When Kant said we must not treat humans as mere means, but ends in themselves, he was saying that humans are arbitrary programs, not specific programs. Therefore, we cannot use them as mere means, and must treat them as ends in themselves. And the sense just used in cannot and must is not that of mere moral indoctrination. It is the authority of mathematics. So Williams has been answered: we legislate to the moral sentiments by right of mathematical fact.
Culture, Computation, Morality
I point to a deep and unjustly ignored relation between culture and computation. I first establish interpretations of Piaget's and Vygotsky's theories of child development with the language of theoretical computer science. Using these interpretations, I argue that the two different possible routes to Piagetian disequilibrium -- a tendency to overaccommodate, and a tendency to overassimilate -- are equivalent to the two distinct cultural tendencies, collectivistism and individualism. I argue that this simple characterization of overaccommodation versus overassimilation provides a satisfying explanation as to why the two cultural tendencies differ in the way they empirically do. All such notions are grounded on a firm mathematical framework for those who prefer the computable, and grounded on my personal history for those who prefer the uncomputable.
The Value Function of Human-Compatible AI
It seems that complexity theory has a surprising relationship with morality. Generally, if a decision renders the environment seemingly more complex than another decision, this decision is considered moral.
How to Do Things With Metaphors
A Markov Chain algorithm can "learn" by being fed some text, and then it can generate some string of words according to the aforementioned assumptions. To give a feel of what this does, I have written a simple Markov Chain algorithm, fed it some of my own poetry, and asked it to spit some back out:
Hobbes and Xunzi on Human Nature: the Fixed and the Changing
They seep and leap and feel and all other
mouths seemed occupied with drooling moist. Besides her bed, a bed
full of lava. Why won’t you melt inside of me? Your components are nice,
and they looked at the sky and their faces grew
red, and they sang in despair a lullaby rhythm. The

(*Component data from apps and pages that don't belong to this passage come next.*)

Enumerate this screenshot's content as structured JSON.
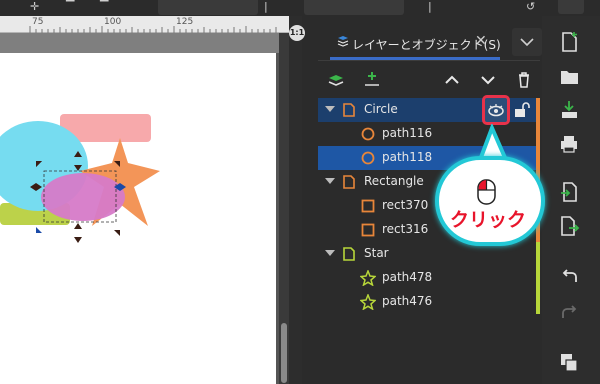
{
  "ruler": {
    "labels": [
      "75",
      "100",
      "125"
    ]
  },
  "zoom_badge": "1:1",
  "panel": {
    "tab_label": "レイヤーとオブジェクト(S)",
    "tab_close": "✕"
  },
  "tree": {
    "rows": [
      {
        "label": "Circle",
        "kind": "layer",
        "state": "selected-parent"
      },
      {
        "label": "path116",
        "kind": "circle",
        "state": "normal"
      },
      {
        "label": "path118",
        "kind": "circle",
        "state": "selected"
      },
      {
        "label": "Rectangle",
        "kind": "layer",
        "state": "normal"
      },
      {
        "label": "rect370",
        "kind": "rect",
        "state": "normal"
      },
      {
        "label": "rect316",
        "kind": "rect",
        "state": "normal"
      },
      {
        "label": "Star",
        "kind": "layer",
        "state": "normal"
      },
      {
        "label": "path478",
        "kind": "star",
        "state": "normal"
      },
      {
        "label": "path476",
        "kind": "star",
        "state": "normal"
      }
    ]
  },
  "annotation": {
    "text": "クリック"
  },
  "colors": {
    "selection": "#1e57a5",
    "layer_icon_orange": "#e8863a",
    "star_green": "#b7d63a",
    "accent_cyan": "#23c8d6",
    "highlight_red": "#e8324a"
  }
}
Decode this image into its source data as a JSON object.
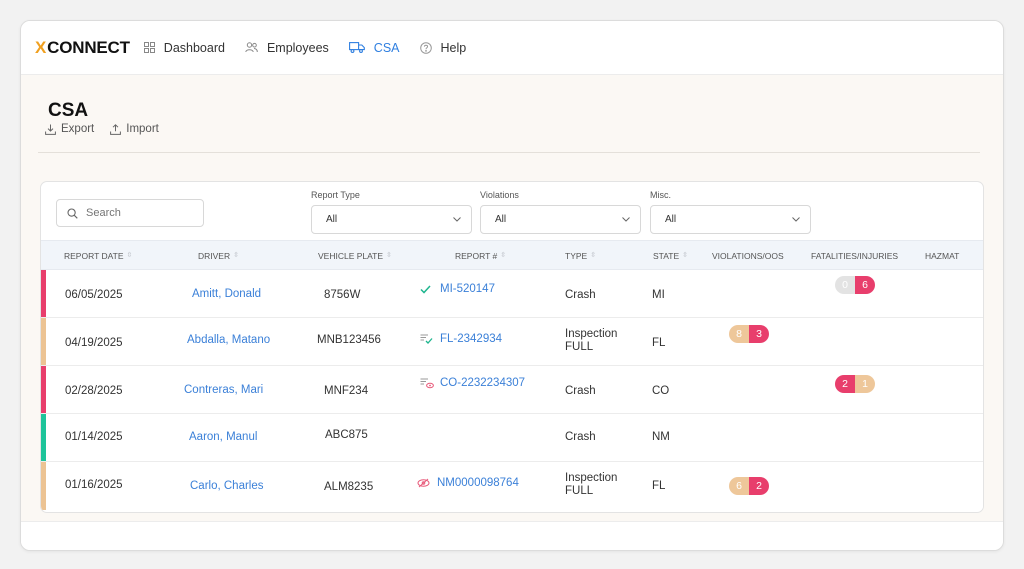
{
  "app": {
    "logo_x": "X",
    "logo_text": "CONNECT",
    "nav": [
      {
        "label": "Dashboard",
        "icon": "grid-icon"
      },
      {
        "label": "Employees",
        "icon": "people-icon"
      },
      {
        "label": "CSA",
        "icon": "truck-icon",
        "active": true
      },
      {
        "label": "Help",
        "icon": "help-circle-icon"
      }
    ]
  },
  "page": {
    "title": "CSA",
    "export_label": "Export",
    "import_label": "Import"
  },
  "filters": {
    "search_placeholder": "Search",
    "report_type_label": "Report Type",
    "report_type_value": "All",
    "violations_label": "Violations",
    "violations_value": "All",
    "misc_label": "Misc.",
    "misc_value": "All"
  },
  "table": {
    "headers": {
      "report_date": "REPORT DATE",
      "driver": "DRIVER",
      "vehicle_plate": "VEHICLE PLATE",
      "report_num": "REPORT #",
      "type": "TYPE",
      "state": "STATE",
      "violations_oos": "VIOLATIONS/OOS",
      "fatalities_injuries": "FATALITIES/INJURIES",
      "hazmat": "HAZMAT"
    },
    "rows": [
      {
        "date": "06/05/2025",
        "driver": "Amitt, Donald",
        "plate": "8756W",
        "report": "MI-520147",
        "report_icon": "check-icon",
        "type_line1": "Crash",
        "type_line2": "",
        "state": "MI",
        "violations": null,
        "fatalities": [
          "0",
          "6"
        ],
        "stripe": "#e83e6c"
      },
      {
        "date": "04/19/2025",
        "driver": "Abdalla, Matano",
        "plate": "MNB123456",
        "report": "FL-2342934",
        "report_icon": "list-check-icon",
        "type_line1": "Inspection",
        "type_line2": "FULL",
        "state": "FL",
        "violations": [
          "8",
          "3"
        ],
        "fatalities": null,
        "stripe": "#ecc393"
      },
      {
        "date": "02/28/2025",
        "driver": "Contreras, Mari",
        "plate": "MNF234",
        "report": "CO-2232234307",
        "report_icon": "list-eye-icon",
        "type_line1": "Crash",
        "type_line2": "",
        "state": "CO",
        "violations": null,
        "fatalities": [
          "2",
          "1"
        ],
        "stripe": "#e83e6c"
      },
      {
        "date": "01/14/2025",
        "driver": "Aaron, Manul",
        "plate": "ABC875",
        "report": "",
        "report_icon": "",
        "type_line1": "Crash",
        "type_line2": "",
        "state": "NM",
        "violations": null,
        "fatalities": null,
        "stripe": "#1ec49a"
      },
      {
        "date": "01/16/2025",
        "driver": "Carlo, Charles",
        "plate": "ALM8235",
        "report": "NM0000098764",
        "report_icon": "eye-slash-icon",
        "type_line1": "Inspection",
        "type_line2": "FULL",
        "state": "FL",
        "violations": [
          "6",
          "2"
        ],
        "fatalities": null,
        "stripe": "#ecc393"
      }
    ]
  },
  "colors": {
    "accent": "#2f7fe0",
    "logo_accent": "#f0a020",
    "pill_pink": "#e83e6c",
    "pill_tan": "#eec79a",
    "pill_gray": "#e3e3e3",
    "stripe_green": "#1ec49a"
  }
}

rain, rolling by like guilty trains.
The object is the fixed, the existent; the configuration is the changing, the variable. (TLP 2.0271, Wittgenstein)
Identifying Semantic Components From Cross-Language Variation, Structured Lexical Sources, and Corpora: a Review of Recent Literature

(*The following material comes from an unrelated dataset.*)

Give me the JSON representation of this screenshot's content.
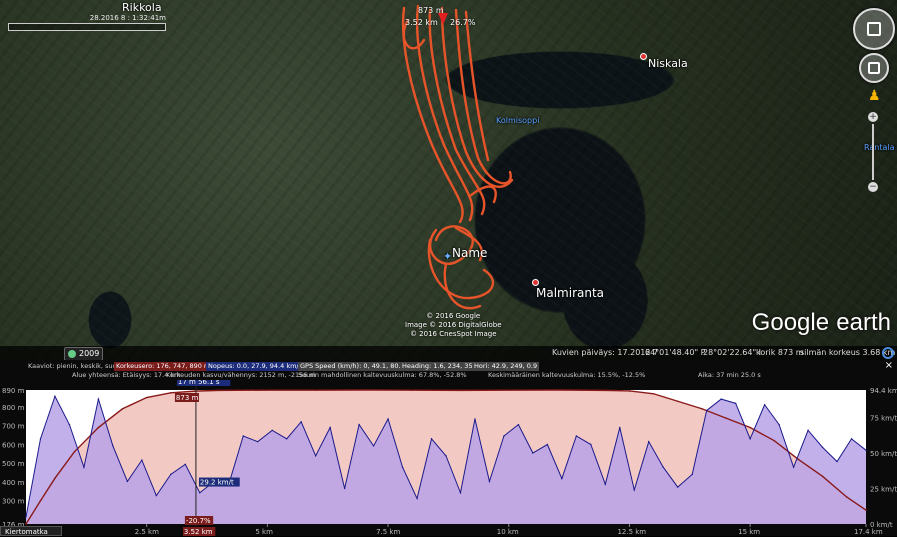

Distributional semantics makes a compelling case of how meaning arises from statistical distributions of data. So far, most accounts of distributional semantics have focused on English words and using vectors to represent those words. However, that landscape is quickly changing. Recent efforts on distributional semantics may be divided into at least four clusters: using more complicated mathematics to represent words and compositions of words, leveraging high quality structured knowledge bases, combining multiple languages, and going beyond corpus training data to visual, auditory, and olfactory training data, to giving the machine multiple modalities, so to speak. What emerges is an exciting hodgepodge of ideas that look ripe to advance further and intertwine together. In what follows, I have listed papers of interest with a brief summary of their methods and, if particularly promising, an extended discussion of their formalizations and limitations.